MATERIAL FOR THE TASK START

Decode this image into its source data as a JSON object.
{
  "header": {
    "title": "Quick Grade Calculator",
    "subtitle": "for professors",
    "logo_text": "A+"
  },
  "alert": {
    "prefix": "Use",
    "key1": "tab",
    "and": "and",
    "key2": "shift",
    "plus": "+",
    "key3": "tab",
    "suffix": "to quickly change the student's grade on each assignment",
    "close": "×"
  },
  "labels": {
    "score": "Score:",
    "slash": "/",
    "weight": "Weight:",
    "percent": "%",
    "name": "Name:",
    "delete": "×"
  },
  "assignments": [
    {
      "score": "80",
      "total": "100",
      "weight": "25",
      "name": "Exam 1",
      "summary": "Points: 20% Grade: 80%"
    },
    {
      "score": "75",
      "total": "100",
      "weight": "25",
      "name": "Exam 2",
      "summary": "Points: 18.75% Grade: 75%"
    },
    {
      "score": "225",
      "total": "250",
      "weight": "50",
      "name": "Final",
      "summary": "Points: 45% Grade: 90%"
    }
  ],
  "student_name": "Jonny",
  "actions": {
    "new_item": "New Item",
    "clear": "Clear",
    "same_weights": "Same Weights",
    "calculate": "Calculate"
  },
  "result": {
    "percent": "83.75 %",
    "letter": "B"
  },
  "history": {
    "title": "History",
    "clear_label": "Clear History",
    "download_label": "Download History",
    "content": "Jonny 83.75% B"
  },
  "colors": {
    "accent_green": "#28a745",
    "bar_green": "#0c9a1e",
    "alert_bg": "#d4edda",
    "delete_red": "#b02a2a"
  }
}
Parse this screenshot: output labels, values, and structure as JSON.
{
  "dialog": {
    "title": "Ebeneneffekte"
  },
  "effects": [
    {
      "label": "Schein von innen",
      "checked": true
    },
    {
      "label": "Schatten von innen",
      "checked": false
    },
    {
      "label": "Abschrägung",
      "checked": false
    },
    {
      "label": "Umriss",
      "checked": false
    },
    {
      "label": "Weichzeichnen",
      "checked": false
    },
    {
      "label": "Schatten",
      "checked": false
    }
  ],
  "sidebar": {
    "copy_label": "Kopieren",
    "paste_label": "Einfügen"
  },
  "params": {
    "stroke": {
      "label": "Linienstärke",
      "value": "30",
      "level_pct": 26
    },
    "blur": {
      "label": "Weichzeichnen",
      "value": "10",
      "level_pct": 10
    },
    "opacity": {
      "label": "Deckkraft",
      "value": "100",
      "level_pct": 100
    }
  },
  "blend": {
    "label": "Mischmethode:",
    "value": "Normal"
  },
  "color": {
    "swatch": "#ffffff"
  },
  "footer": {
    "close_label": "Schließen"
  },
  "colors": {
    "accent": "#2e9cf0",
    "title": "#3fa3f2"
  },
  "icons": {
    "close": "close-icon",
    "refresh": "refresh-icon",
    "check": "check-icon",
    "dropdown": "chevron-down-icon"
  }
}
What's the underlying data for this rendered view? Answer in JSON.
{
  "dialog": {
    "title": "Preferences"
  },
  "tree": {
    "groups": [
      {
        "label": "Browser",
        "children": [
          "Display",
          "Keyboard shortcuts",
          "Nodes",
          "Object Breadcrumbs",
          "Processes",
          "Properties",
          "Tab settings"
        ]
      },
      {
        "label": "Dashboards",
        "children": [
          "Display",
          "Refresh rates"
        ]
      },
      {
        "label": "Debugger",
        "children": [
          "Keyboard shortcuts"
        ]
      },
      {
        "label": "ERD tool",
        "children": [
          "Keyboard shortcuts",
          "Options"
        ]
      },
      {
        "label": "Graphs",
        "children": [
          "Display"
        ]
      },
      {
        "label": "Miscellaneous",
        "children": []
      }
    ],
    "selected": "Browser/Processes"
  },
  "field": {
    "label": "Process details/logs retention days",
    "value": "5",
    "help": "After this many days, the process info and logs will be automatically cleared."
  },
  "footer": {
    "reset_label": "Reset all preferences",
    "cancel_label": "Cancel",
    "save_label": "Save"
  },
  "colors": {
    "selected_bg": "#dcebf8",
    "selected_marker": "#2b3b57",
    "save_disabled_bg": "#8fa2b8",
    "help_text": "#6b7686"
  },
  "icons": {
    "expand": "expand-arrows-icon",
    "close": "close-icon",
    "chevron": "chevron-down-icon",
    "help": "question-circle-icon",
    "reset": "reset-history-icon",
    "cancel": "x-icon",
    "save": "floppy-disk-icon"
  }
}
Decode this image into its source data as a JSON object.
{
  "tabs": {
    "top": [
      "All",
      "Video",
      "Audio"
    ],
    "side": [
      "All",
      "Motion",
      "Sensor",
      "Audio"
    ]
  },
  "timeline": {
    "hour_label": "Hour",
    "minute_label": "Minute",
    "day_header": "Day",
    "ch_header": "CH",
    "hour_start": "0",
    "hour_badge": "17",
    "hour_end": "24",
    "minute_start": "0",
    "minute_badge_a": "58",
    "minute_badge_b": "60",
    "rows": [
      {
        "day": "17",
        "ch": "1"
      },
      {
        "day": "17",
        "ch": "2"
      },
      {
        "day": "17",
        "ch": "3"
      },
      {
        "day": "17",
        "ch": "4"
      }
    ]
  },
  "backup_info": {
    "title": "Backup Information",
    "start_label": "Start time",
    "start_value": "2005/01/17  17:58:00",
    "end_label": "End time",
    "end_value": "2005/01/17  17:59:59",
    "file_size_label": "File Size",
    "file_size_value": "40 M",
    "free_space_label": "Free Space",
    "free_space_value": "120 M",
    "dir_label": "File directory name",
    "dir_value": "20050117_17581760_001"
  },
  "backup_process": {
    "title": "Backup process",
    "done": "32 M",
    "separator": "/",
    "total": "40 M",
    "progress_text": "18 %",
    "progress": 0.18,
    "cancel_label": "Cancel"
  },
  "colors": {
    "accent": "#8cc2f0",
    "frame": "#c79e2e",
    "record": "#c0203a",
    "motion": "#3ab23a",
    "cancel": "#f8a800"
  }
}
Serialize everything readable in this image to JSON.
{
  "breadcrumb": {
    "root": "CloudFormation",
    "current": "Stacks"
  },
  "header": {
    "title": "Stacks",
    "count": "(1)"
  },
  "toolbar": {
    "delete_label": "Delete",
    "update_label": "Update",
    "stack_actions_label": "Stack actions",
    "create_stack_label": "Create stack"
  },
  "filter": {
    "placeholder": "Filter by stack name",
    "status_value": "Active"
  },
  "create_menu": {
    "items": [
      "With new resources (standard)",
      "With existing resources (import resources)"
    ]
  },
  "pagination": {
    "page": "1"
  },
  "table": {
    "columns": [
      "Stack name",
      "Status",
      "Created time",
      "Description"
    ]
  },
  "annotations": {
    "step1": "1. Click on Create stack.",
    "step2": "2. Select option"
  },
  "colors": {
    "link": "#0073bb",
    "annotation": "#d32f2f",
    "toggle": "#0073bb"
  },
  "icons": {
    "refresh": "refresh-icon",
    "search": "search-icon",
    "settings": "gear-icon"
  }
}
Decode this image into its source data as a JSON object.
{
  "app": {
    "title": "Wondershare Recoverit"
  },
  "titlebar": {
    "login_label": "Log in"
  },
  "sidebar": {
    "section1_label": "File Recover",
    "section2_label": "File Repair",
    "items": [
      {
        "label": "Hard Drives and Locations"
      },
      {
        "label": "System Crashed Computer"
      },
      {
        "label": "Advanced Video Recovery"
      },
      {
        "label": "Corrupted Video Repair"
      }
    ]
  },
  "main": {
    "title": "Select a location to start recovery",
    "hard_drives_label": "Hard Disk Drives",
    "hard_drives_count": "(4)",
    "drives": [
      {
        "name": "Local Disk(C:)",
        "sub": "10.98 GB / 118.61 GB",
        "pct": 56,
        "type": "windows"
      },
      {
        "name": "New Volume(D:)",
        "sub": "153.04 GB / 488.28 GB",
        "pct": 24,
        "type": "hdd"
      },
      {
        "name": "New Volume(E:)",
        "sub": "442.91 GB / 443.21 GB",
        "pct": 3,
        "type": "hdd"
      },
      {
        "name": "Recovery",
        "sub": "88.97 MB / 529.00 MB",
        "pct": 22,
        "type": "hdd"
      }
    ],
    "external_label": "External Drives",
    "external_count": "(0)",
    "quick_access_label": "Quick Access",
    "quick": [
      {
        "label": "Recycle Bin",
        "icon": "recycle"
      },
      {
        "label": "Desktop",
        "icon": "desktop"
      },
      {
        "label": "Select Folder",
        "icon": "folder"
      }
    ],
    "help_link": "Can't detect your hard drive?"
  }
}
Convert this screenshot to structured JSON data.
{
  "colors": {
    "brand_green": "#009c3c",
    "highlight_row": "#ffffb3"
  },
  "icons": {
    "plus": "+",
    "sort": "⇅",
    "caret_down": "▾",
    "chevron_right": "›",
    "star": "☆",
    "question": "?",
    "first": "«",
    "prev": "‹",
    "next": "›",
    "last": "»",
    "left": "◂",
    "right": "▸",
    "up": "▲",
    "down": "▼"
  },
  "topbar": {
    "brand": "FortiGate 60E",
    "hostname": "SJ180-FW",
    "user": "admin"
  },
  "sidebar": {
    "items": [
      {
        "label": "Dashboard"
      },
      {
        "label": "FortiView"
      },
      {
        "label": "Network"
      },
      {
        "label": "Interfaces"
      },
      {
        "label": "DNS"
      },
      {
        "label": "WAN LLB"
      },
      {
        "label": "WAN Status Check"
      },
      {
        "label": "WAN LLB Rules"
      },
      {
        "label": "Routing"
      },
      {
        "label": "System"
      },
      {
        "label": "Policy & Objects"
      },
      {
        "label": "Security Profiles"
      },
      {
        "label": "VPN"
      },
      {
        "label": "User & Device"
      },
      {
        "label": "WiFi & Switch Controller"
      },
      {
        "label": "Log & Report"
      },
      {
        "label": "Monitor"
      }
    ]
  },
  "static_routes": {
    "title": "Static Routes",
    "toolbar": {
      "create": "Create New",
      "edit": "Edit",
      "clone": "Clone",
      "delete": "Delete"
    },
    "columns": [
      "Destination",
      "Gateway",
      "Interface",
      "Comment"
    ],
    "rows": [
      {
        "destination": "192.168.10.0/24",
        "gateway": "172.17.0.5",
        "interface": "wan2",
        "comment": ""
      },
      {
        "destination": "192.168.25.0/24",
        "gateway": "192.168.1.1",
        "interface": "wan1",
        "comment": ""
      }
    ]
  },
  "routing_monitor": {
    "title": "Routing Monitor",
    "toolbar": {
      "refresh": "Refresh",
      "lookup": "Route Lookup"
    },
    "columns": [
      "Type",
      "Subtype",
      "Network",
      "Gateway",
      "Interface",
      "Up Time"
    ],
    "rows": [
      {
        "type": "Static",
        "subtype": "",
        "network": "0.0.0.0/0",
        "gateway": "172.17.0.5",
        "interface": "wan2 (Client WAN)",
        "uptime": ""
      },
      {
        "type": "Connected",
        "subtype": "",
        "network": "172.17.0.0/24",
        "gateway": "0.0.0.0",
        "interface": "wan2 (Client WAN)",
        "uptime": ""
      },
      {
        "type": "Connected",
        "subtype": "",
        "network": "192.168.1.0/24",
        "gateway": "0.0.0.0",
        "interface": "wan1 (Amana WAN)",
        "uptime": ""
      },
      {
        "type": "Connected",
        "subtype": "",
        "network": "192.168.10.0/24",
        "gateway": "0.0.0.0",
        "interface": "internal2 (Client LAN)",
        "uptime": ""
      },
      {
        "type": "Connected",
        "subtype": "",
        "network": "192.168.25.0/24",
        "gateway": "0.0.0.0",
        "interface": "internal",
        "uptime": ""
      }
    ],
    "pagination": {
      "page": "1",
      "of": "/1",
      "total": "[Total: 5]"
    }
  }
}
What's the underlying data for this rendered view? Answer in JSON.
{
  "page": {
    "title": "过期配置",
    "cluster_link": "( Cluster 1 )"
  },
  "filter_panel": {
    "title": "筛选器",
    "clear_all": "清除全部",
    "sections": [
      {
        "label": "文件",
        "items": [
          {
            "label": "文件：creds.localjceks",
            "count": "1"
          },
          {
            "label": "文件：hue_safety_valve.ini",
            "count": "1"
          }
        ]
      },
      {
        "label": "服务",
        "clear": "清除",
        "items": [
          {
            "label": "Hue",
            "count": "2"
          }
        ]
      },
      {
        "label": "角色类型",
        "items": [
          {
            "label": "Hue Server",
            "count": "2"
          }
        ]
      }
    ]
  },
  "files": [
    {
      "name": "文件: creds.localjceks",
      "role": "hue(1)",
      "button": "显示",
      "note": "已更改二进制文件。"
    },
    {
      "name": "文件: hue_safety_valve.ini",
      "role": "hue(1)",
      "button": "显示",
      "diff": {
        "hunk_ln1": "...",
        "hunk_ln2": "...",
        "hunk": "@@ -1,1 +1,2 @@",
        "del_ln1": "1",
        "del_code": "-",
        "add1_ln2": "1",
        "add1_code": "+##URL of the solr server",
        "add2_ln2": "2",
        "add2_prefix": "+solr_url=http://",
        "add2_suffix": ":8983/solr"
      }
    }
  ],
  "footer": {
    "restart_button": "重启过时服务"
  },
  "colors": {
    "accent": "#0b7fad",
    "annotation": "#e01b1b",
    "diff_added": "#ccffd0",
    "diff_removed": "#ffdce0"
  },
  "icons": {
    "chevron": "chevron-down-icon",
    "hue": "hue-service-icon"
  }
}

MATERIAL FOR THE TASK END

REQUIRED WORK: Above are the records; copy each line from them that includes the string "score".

RESULT:
    "score": "Score:",
      "score": "80",
      "score": "75",
      "score": "225",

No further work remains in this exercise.